Speed Camera Blackspots in France
Tuesday 06 March 2012
There were nearly 13 million speed camera offences in France last year, and newly released information shows just where motorists are being caught.
It was the speed camera installed on the A41 between Annecy and Genève near to Saint-Julien-en-Genevois (Dept 74) which was the most active in the year. The camera is located on a 50km/h speed limit road, just before the Swiss frontier. It flashed an average of 462 times per day, 29 times the national average.
The fine for exceeding the speed limit in a 50 km/h area starts at €135 (although early payment reduces the level of the fine), so this camera alone brought in €22 million in the year.
In second position with 364 flashes per day was the camera situated along the 'Quai du 4 septembre' on the RD1 in the Boulogne-Billancourt district of Paris, where again a 50 km/h speed limit is in force.
The podium was completed by the camera at Bédarrides on the A7 between Lyon and Marseille, which flashed 323 times on average per day.
The figures have been obtained from the French government by the motoring magazine Autoplus.
The departments in France with the highest number of speed camera offences were Essonne, Nord and Val-de-Marne. At the other end of the scale those departments registering the fewest number of offences were Aveyron, Dordogne and Vendée.
Of course, as the figures take no account of the amount of traffic on each of roads, it is not possible to say just how effective is each camera as a percentage of traffic that passed by it.
There are nearly 2000 fixed speed cameras on French roads, an increase of around 100% over the past four years.
Last year total revenues received by the government from speed camera offences was €630 million, of which around €100 million was late payment fines.
In total last year the government obtained €1.7 billion in revenues for traffic offence fines.
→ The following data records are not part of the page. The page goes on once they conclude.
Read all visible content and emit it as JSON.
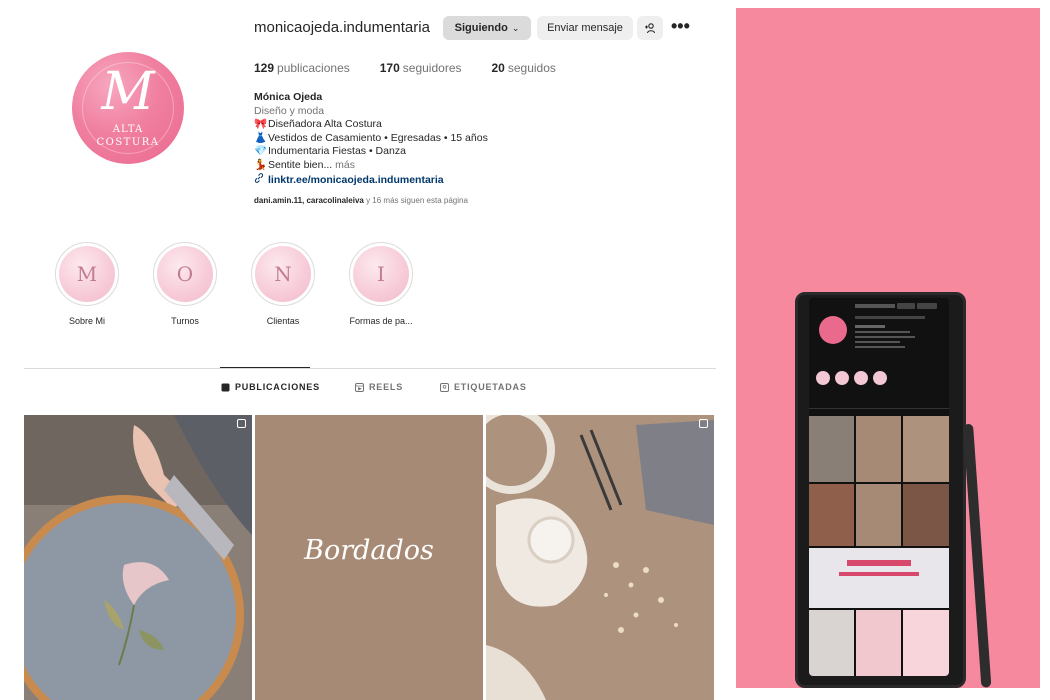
{
  "profile": {
    "username": "monicaojeda.indumentaria",
    "following_label": "Siguiendo",
    "message_label": "Enviar mensaje",
    "more_glyph": "•••",
    "avatar": {
      "monogram": "M",
      "line1": "ALTA",
      "line2": "COSTURA"
    },
    "stats": {
      "posts_count": "129",
      "posts_label": "publicaciones",
      "followers_count": "170",
      "followers_label": "seguidores",
      "following_count": "20",
      "following_label": "seguidos"
    },
    "bio": {
      "name": "Mónica Ojeda",
      "category": "Diseño y moda",
      "lines": [
        {
          "emoji": "🎀",
          "text": "Diseñadora Alta Costura"
        },
        {
          "emoji": "👗",
          "text": "Vestidos de Casamiento • Egresadas • 15 años"
        },
        {
          "emoji": "💎",
          "text": "Indumentaria Fiestas • Danza"
        },
        {
          "emoji": "💃",
          "text": "Sentite bien..."
        }
      ],
      "more": "más",
      "link": "linktr.ee/monicaojeda.indumentaria"
    },
    "followed_by": {
      "users": "dani.amin.11, caracolinaleiva",
      "rest": "y 16 más siguen esta página"
    }
  },
  "highlights": [
    {
      "letter": "M",
      "label": "Sobre Mi"
    },
    {
      "letter": "O",
      "label": "Turnos"
    },
    {
      "letter": "N",
      "label": "Clientas"
    },
    {
      "letter": "I",
      "label": "Formas de pa..."
    }
  ],
  "tabs": [
    {
      "label": "PUBLICACIONES",
      "active": true
    },
    {
      "label": "REELS",
      "active": false
    },
    {
      "label": "ETIQUETADAS",
      "active": false
    }
  ],
  "posts": [
    {
      "kind": "photo",
      "subject": "embroidery-hoop"
    },
    {
      "kind": "text",
      "text": "Bordados"
    },
    {
      "kind": "photo",
      "subject": "lace-and-beads"
    }
  ],
  "colors": {
    "accent_pink": "#f7899f",
    "avatar_pink": "#ea6a8e",
    "link_blue": "#00376b"
  }
}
The graphic below shows the top 50 most active fixed speed cameras, the speed limit in force, and the number of times it flashed in the year.
This article was featured in our Newsletter dated 06/03/2012